Most music and event venues don’t need their own information guide, but most events are not held up on Mount Olympus at multi-purpose 10,000-person venues. Alexandra Palace in London, or Ally Pally is it’s affectionately known, is a great event space hosting everything from concerts to sporting events, but the experience benefits from some advance knowledge.
What is Alexandra Palace?
Located in Alexandra Park which is relatively removed from the rest of civilization, Alexandra Palace was built as an entertainment and recreation center over 150 years ago. Conceived as a “Palace for the People,” it is still maintained to house a variety of cultural and entertainment events with a variety of year-round facilities including a skatepark and boating lake.
Getting to Alexandra Palace
Alexandra Palace is located 45 minutes to an hour out of central London on a hill that overlooks the city. The problem is that all the transportation options to Ally Pally are at the bottom of the hill – a good 15-30 minutes away. The closest train station is the Alexandra Palace station, half a mile away, and the closest tube station is Wood Green, which is a mile away. However, both are conveniently linked to Alexandra Palace by the W3 bus.

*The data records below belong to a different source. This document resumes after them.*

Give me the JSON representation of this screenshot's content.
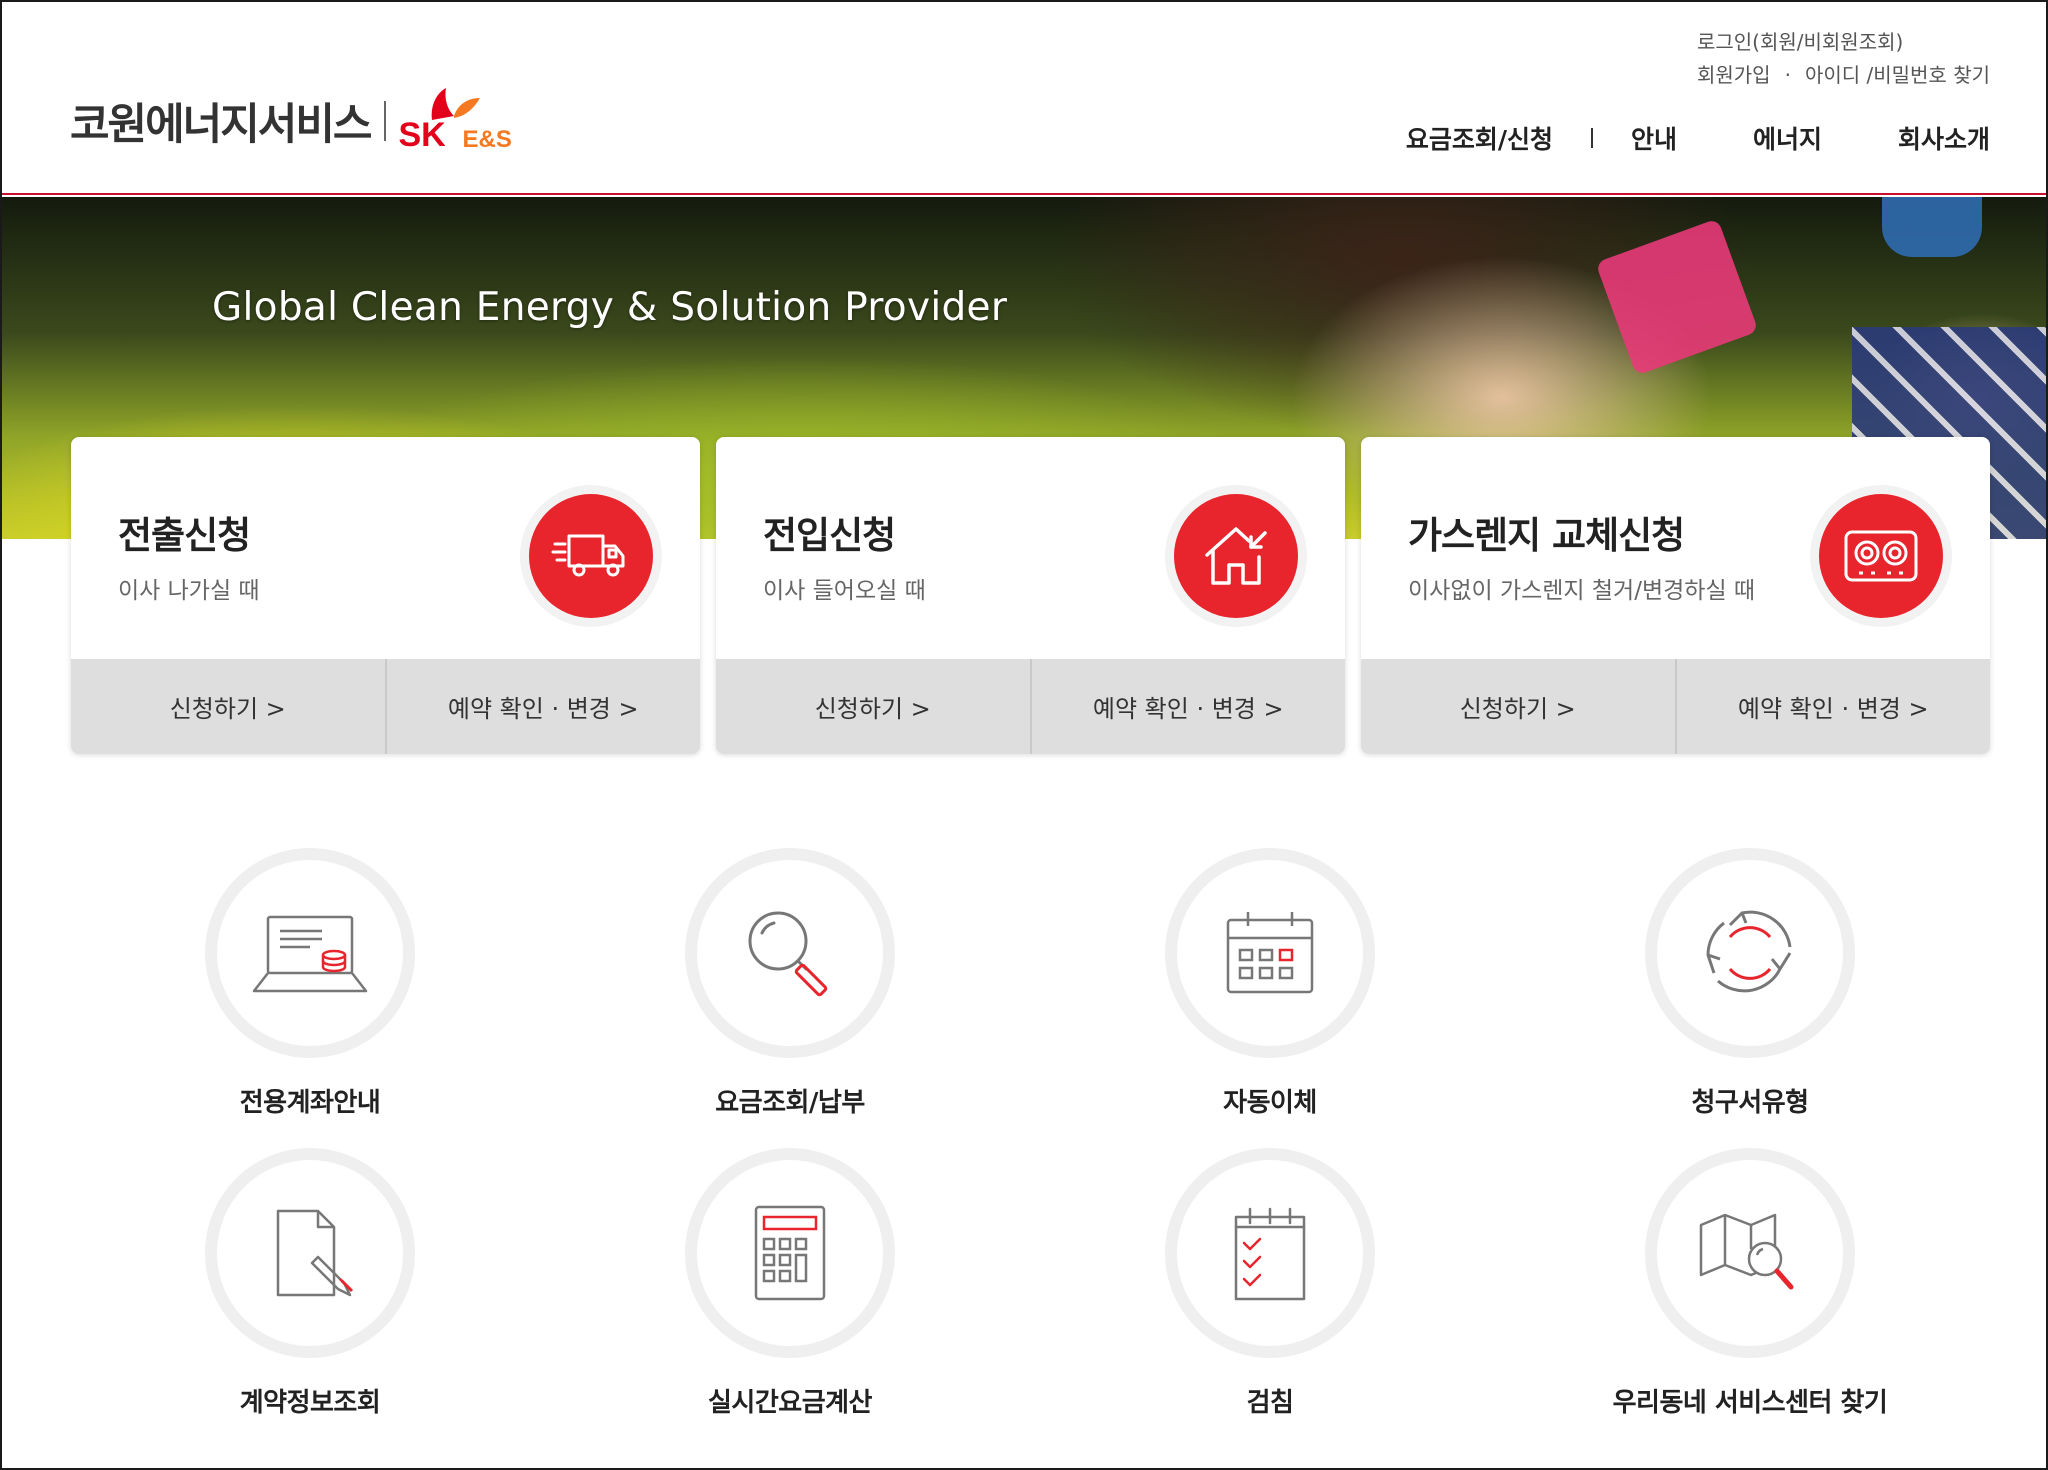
{
  "header": {
    "logo_text": "코원에너지서비스",
    "logo_sk": "SK",
    "logo_es": "E&S",
    "util": {
      "login": "로그인(회원/비회원조회)",
      "signup": "회원가입",
      "find": "아이디 /비밀번호 찾기"
    },
    "nav": [
      "요금조회/신청",
      "안내",
      "에너지",
      "회사소개"
    ]
  },
  "hero": {
    "tagline": "Global Clean Energy & Solution Provider"
  },
  "cards": [
    {
      "title": "전출신청",
      "subtitle": "이사 나가실 때",
      "icon": "moving-truck-icon",
      "apply": "신청하기 >",
      "manage": "예약 확인 · 변경 >"
    },
    {
      "title": "전입신청",
      "subtitle": "이사 들어오실 때",
      "icon": "house-enter-icon",
      "apply": "신청하기 >",
      "manage": "예약 확인 · 변경 >"
    },
    {
      "title": "가스렌지 교체신청",
      "subtitle": "이사없이 가스렌지 철거/변경하실 때",
      "icon": "gas-range-icon",
      "apply": "신청하기 >",
      "manage": "예약 확인 · 변경 >"
    }
  ],
  "quick_menu": [
    {
      "label": "전용계좌안내",
      "icon": "laptop-coins-icon"
    },
    {
      "label": "요금조회/납부",
      "icon": "magnifier-icon"
    },
    {
      "label": "자동이체",
      "icon": "calendar-icon"
    },
    {
      "label": "청구서유형",
      "icon": "recycle-arrows-icon"
    },
    {
      "label": "계약정보조회",
      "icon": "document-pen-icon"
    },
    {
      "label": "실시간요금계산",
      "icon": "calculator-icon"
    },
    {
      "label": "검침",
      "icon": "checklist-icon"
    },
    {
      "label": "우리동네 서비스센터 찾기",
      "icon": "map-search-icon"
    }
  ],
  "colors": {
    "accent": "#e8242c",
    "brand_red": "#e3001b",
    "brand_orange": "#f47920"
  }
}
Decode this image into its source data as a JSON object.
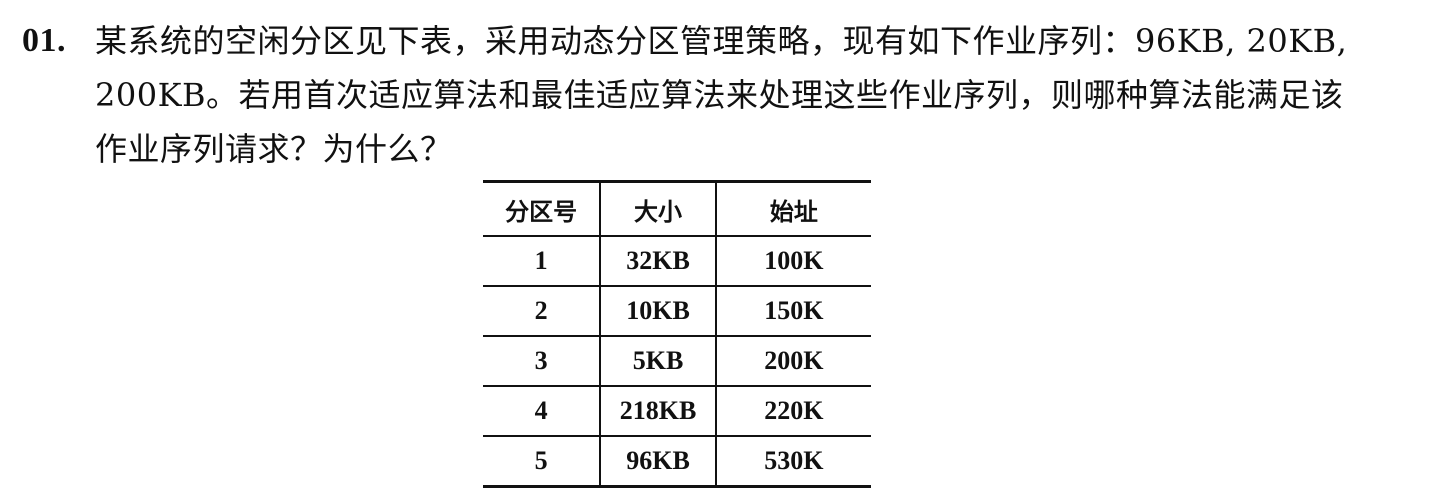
{
  "question": {
    "number": "01.",
    "lines": [
      "某系统的空闲分区见下表，采用动态分区管理策略，现有如下作业序列：96KB, 20KB,",
      "200KB。若用首次适应算法和最佳适应算法来处理这些作业序列，则哪种算法能满足该",
      "作业序列请求？为什么？"
    ]
  },
  "table": {
    "headers": [
      "分区号",
      "大小",
      "始址"
    ],
    "rows": [
      [
        "1",
        "32KB",
        "100K"
      ],
      [
        "2",
        "10KB",
        "150K"
      ],
      [
        "3",
        "5KB",
        "200K"
      ],
      [
        "4",
        "218KB",
        "220K"
      ],
      [
        "5",
        "96KB",
        "530K"
      ]
    ]
  }
}
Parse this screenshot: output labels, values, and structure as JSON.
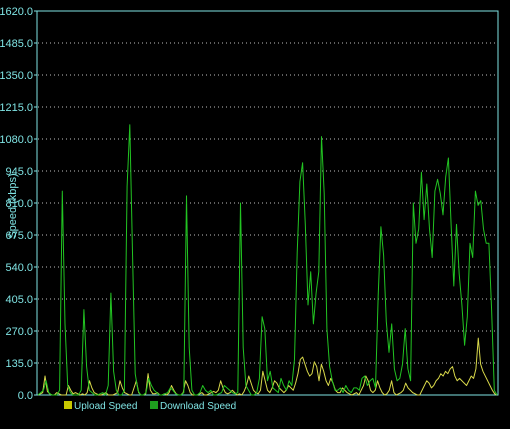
{
  "chart_data": {
    "type": "line",
    "title": "",
    "xlabel": "",
    "ylabel": "Speed (kbps)",
    "ylim": [
      0,
      1620
    ],
    "yticks": [
      "0.0",
      "135.0",
      "270.0",
      "405.0",
      "540.0",
      "675.0",
      "810.0",
      "945.0",
      "1080.0",
      "1215.0",
      "1350.0",
      "1485.0",
      "1620.0"
    ],
    "grid": true,
    "legend": "bottom-left",
    "colors": {
      "background": "#000000",
      "axis": "#7fe3e3",
      "grid": "#ffffff",
      "upload": "#d8d84a",
      "download": "#22c422",
      "upload_swatch": "#c8c800",
      "download_swatch": "#1e9e1e"
    },
    "series": [
      {
        "name": "Upload Speed",
        "values": [
          0,
          5,
          10,
          80,
          15,
          5,
          0,
          0,
          10,
          5,
          0,
          0,
          0,
          40,
          20,
          5,
          10,
          5,
          0,
          5,
          0,
          10,
          60,
          30,
          10,
          5,
          0,
          0,
          5,
          10,
          0,
          0,
          0,
          5,
          10,
          60,
          30,
          10,
          5,
          0,
          0,
          30,
          60,
          10,
          0,
          0,
          5,
          90,
          20,
          5,
          5,
          10,
          0,
          0,
          5,
          0,
          10,
          40,
          20,
          5,
          0,
          0,
          10,
          60,
          40,
          10,
          0,
          0,
          0,
          5,
          10,
          0,
          0,
          5,
          10,
          15,
          10,
          20,
          60,
          30,
          10,
          5,
          10,
          20,
          10,
          0,
          5,
          0,
          15,
          40,
          80,
          50,
          20,
          10,
          5,
          20,
          100,
          60,
          20,
          10,
          30,
          60,
          50,
          30,
          20,
          10,
          20,
          40,
          30,
          20,
          50,
          90,
          150,
          160,
          130,
          100,
          80,
          90,
          140,
          120,
          60,
          130,
          100,
          60,
          40,
          70,
          50,
          20,
          10,
          10,
          30,
          20,
          10,
          5,
          0,
          5,
          10,
          0,
          20,
          40,
          80,
          60,
          20,
          10,
          20,
          60,
          30,
          10,
          0,
          5,
          20,
          60,
          10,
          0,
          5,
          10,
          20,
          50,
          30,
          20,
          10,
          5,
          0,
          0,
          20,
          40,
          60,
          50,
          30,
          40,
          60,
          70,
          90,
          80,
          100,
          90,
          110,
          120,
          80,
          60,
          70,
          60,
          50,
          40,
          60,
          80,
          70,
          110,
          240,
          130,
          100,
          80,
          60,
          40,
          20,
          5,
          0
        ],
        "stats_note": ""
      },
      {
        "name": "Download Speed",
        "values": [
          0,
          10,
          20,
          60,
          10,
          0,
          0,
          0,
          20,
          860,
          300,
          40,
          10,
          0,
          0,
          0,
          20,
          360,
          120,
          20,
          10,
          0,
          0,
          5,
          10,
          0,
          40,
          430,
          100,
          20,
          0,
          0,
          20,
          880,
          1140,
          600,
          90,
          20,
          0,
          0,
          10,
          70,
          40,
          20,
          10,
          0,
          0,
          5,
          10,
          30,
          20,
          5,
          0,
          0,
          10,
          840,
          200,
          20,
          0,
          0,
          10,
          40,
          20,
          10,
          20,
          0,
          0,
          5,
          10,
          40,
          30,
          20,
          10,
          5,
          10,
          810,
          200,
          40,
          20,
          0,
          0,
          10,
          70,
          330,
          280,
          60,
          100,
          30,
          20,
          10,
          70,
          40,
          20,
          60,
          40,
          150,
          600,
          900,
          980,
          720,
          380,
          520,
          300,
          430,
          520,
          1090,
          850,
          280,
          120,
          60,
          20,
          20,
          30,
          10,
          40,
          20,
          10,
          30,
          30,
          20,
          70,
          80,
          40,
          60,
          70,
          30,
          420,
          710,
          590,
          310,
          180,
          300,
          110,
          60,
          70,
          130,
          280,
          110,
          60,
          810,
          640,
          700,
          940,
          740,
          890,
          700,
          580,
          860,
          910,
          850,
          760,
          920,
          1000,
          720,
          460,
          720,
          510,
          380,
          210,
          330,
          640,
          580,
          860,
          800,
          820,
          700,
          640,
          640,
          360,
          20,
          0
        ]
      }
    ]
  }
}
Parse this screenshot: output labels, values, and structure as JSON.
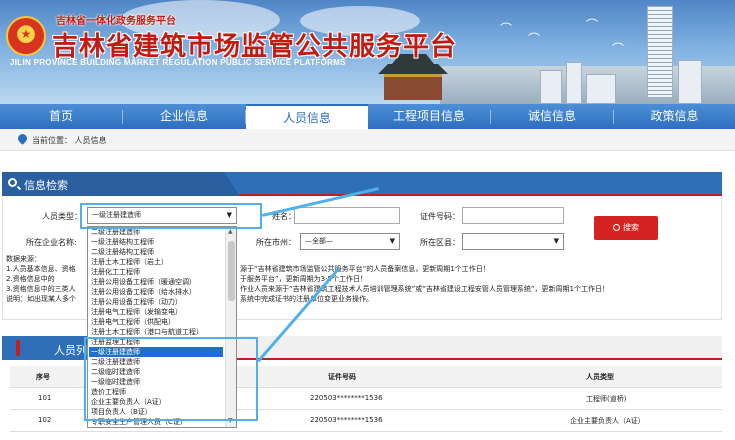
{
  "header": {
    "sub_title": "吉林省一体化政务服务平台",
    "title": "吉林省建筑市场监管公共服务平台",
    "en_title": "JILIN PROVINCE BUILDING MARKET REGULATION PUBLIC SERVICE PLATFORMS"
  },
  "nav": {
    "items": [
      {
        "label": "首页"
      },
      {
        "label": "企业信息"
      },
      {
        "label": "人员信息"
      },
      {
        "label": "工程项目信息"
      },
      {
        "label": "诚信信息"
      },
      {
        "label": "政策信息"
      }
    ],
    "active_index": 2
  },
  "breadcrumb": {
    "prefix": "当前位置：",
    "current": "人员信息"
  },
  "search": {
    "title": "信息检索",
    "person_type_label": "人员类型：",
    "person_type_value": "一级注册建造师",
    "name_label": "姓名：",
    "cert_label": "证件号码：",
    "company_label": "所在企业名称:",
    "city_label": "所在市州：",
    "city_value": "—全部—",
    "district_label": "所在区县：",
    "button_label": "搜索"
  },
  "notes": [
    "数据来源：",
    "1.人员基本信息、资格",
    "2.资格信息中的",
    "3.资格信息中的三类人",
    "说明：如出现某人多个"
  ],
  "notes_right": [
    "源于“吉林省建筑市场监管公共服务平台”的人员备案信息，更新周期1个工作日！",
    "于服务平台”，更新周期为3-5个工作日！",
    "作业人员来源于“吉林省建筑工程技术人员培训管理系统”或“吉林省建设工程安管人员管理系统”，更新周期1个工作日！",
    "系统中完成证书的注册单位变更业务操作。"
  ],
  "results": {
    "title": "人员列表",
    "columns": [
      "序号",
      "证件号码",
      "人员类型"
    ],
    "rows": [
      {
        "no": "101",
        "cert": "220503********1536",
        "type": "工程师(道桥)"
      },
      {
        "no": "102",
        "cert": "220503********1536",
        "type": "企业主要负责人（A证）"
      }
    ]
  },
  "dropdown": {
    "options": [
      "二级注册建造师",
      "一级注册结构工程师",
      "二级注册结构工程师",
      "注册土木工程师（岩土）",
      "注册化工工程师",
      "注册公用设备工程师（暖通空调）",
      "注册公用设备工程师（给水排水）",
      "注册公用设备工程师（动力）",
      "注册电气工程师（发输变电）",
      "注册电气工程师（供配电）",
      "注册土木工程师（港口与航道工程）",
      "注册监理工程师",
      "一级注册建造师",
      "二级注册建造师",
      "二级临时建造师",
      "一级临时建造师",
      "造价工程师",
      "企业主要负责人（A证）",
      "项目负责人（B证）",
      "专职安全生产管理人员（C证）"
    ],
    "selected_index": 12
  },
  "colors": {
    "nav_blue": "#2d6fbf",
    "accent_red": "#c31d20",
    "highlight": "#4fb0ec",
    "selected": "#1f6fd3"
  }
}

If you’re visiting for a concert or event, you’ll pass several stops that seem like they’re right outside the venue, like Alexandra Palace Park and Alexandra Palace Ice Rink. But you should resist the urge to to get off before Palm Court (even if everyone else does), because all the entrances will likely be barricaded except for the Palm Court entrance. This is also where the box office is located if you’re picking up your tickets in person. If doors haven’t opened yet, you will queue outside the venue.
All things considered, getting there is fairly straightforward, especially since most people arrive at the venue at different times. The venue will probably open two to three hours before the event and people will tend to arrive at different times.
The Ally Pally experience
Alexandra Palace is a massive structure and not all of it hosts the night’s musical or theater act or hockey game. The Festival Village before the main hall is a lively food court where you can pre-drink and eat everything from pizza to gyoza before the show. So you can also cut out the long lines at the entrance when you arrive last minute by just going for dinner before the show.
If you need to check a bag or coat for a small fee, you will also need to queue for the cloakroom. Note that the venue is cashless, so you’ll need to bring a card to pay for food, drinks, and the cloakroom.
Concerts and other events are held in the Great Hall of the building, which has a standing capacity of over 10,000 concert-goers. There are a couple of bars and food stalls in the rear of the hall along with toilets. If you want to use a proper toilet, the line for that will be never-ending for most of the night. But they also have portable toilets at the rear of the hall behind the main bar.
And how is a show at the legendary venue? Fun, loud, and crowded. They don’t allow bags larger than A4 at the venue, probably because maximum capacity barely gives you enough room to move, especially when everyone ditches the food hall to catch the main event. It almost feels like the capacity of the venue is determined by the whole building rather than just the Great Hall. If you checked a small enough bag or have a coat, you’re condemning yourself to yet another line on the way out. However, I think I speak for everyone getting slapped around by your parka while you jump around when I say, just check it.
Leaving Alexandra Palace
Ensuring a smooth concert experience at Ally Pally requires having an exit plan. Because when 10,000 people exit the venue at the same time after a sold-out show, the hike back to civilization is going to look like the last night at Coachella. The good thing is that the venue helps provide guidance and organization to what is otherwise a wildly inconvenient experience.
If you want to take the buses back to the train or tube station, you have to exit to the left and line up for the buses at the Palm Court stop. If you try to walk part of the way and catch a bus at one of the other stops, you’ll only see full buses passing you by.
If you exit right, you’ll be funneled into two lines. One for taxis and pick-ups and another for the walking dead who will be lumbering under the night sky for 20-30 minutes. Most people end up taking the trains from the Alexandra Palace station since it’s the closest, but you may also have to wait to board a train. If you decide to take the tube a mile away, there will be fewer people since many will have been weeded out by then, but you’ll also walk an extra 15 minutes.
An alternative to braving the traffic in a taxi or walking down the hill for 30 minutes is to just stay at the venue for a nightcap while it slowly empties. Ally Pally holds afterparties with plenty of booze and DJs at the Phoenix Bar.